__YOUR GOAL__. Except for the images, repeat the entries below word for word.

__SOURCE RECORDS__.
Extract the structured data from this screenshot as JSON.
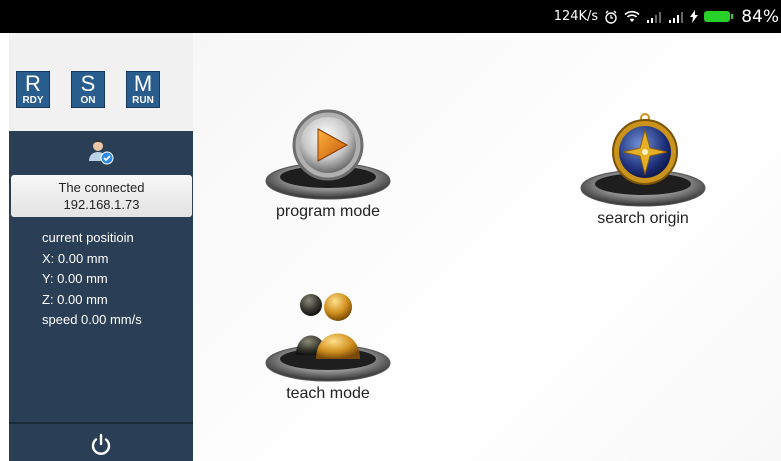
{
  "status_bar": {
    "speed": "124K/s",
    "battery_percent": "84%",
    "icons": [
      "alarm-icon",
      "wifi-icon",
      "signal-icon",
      "signal-icon",
      "charging-icon",
      "battery-icon"
    ]
  },
  "sidebar": {
    "badges": [
      {
        "letter": "R",
        "sub": "RDY"
      },
      {
        "letter": "S",
        "sub": "ON"
      },
      {
        "letter": "M",
        "sub": "RUN"
      }
    ],
    "connection": {
      "status": "The connected",
      "ip": "192.168.1.73"
    },
    "position": {
      "title": "current positioin",
      "x": "X: 0.00 mm",
      "y": "Y: 0.00 mm",
      "z": "Z: 0.00 mm",
      "speed": "speed 0.00 mm/s"
    }
  },
  "main": {
    "program_mode": "program mode",
    "search_origin": "search origin",
    "teach_mode": "teach mode"
  },
  "colors": {
    "sidebar": "#2a3f55",
    "badge": "#295d8d",
    "battery": "#27d12a"
  }
}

__ANSWER BOX__.
Extract the structured data from this screenshot as JSON.
{
  "status_bar": {
    "speed": "124K/s",
    "battery_percent": "84%",
    "icons": [
      "alarm-icon",
      "wifi-icon",
      "signal-icon",
      "signal-icon",
      "charging-icon",
      "battery-icon"
    ]
  },
  "sidebar": {
    "badges": [
      {
        "letter": "R",
        "sub": "RDY"
      },
      {
        "letter": "S",
        "sub": "ON"
      },
      {
        "letter": "M",
        "sub": "RUN"
      }
    ],
    "connection": {
      "status": "The connected",
      "ip": "192.168.1.73"
    },
    "position": {
      "title": "current positioin",
      "x": "X: 0.00 mm",
      "y": "Y: 0.00 mm",
      "z": "Z: 0.00 mm",
      "speed": "speed 0.00 mm/s"
    }
  },
  "main": {
    "program_mode": "program mode",
    "search_origin": "search origin",
    "teach_mode": "teach mode"
  },
  "colors": {
    "sidebar": "#2a3f55",
    "badge": "#295d8d",
    "battery": "#27d12a"
  }
}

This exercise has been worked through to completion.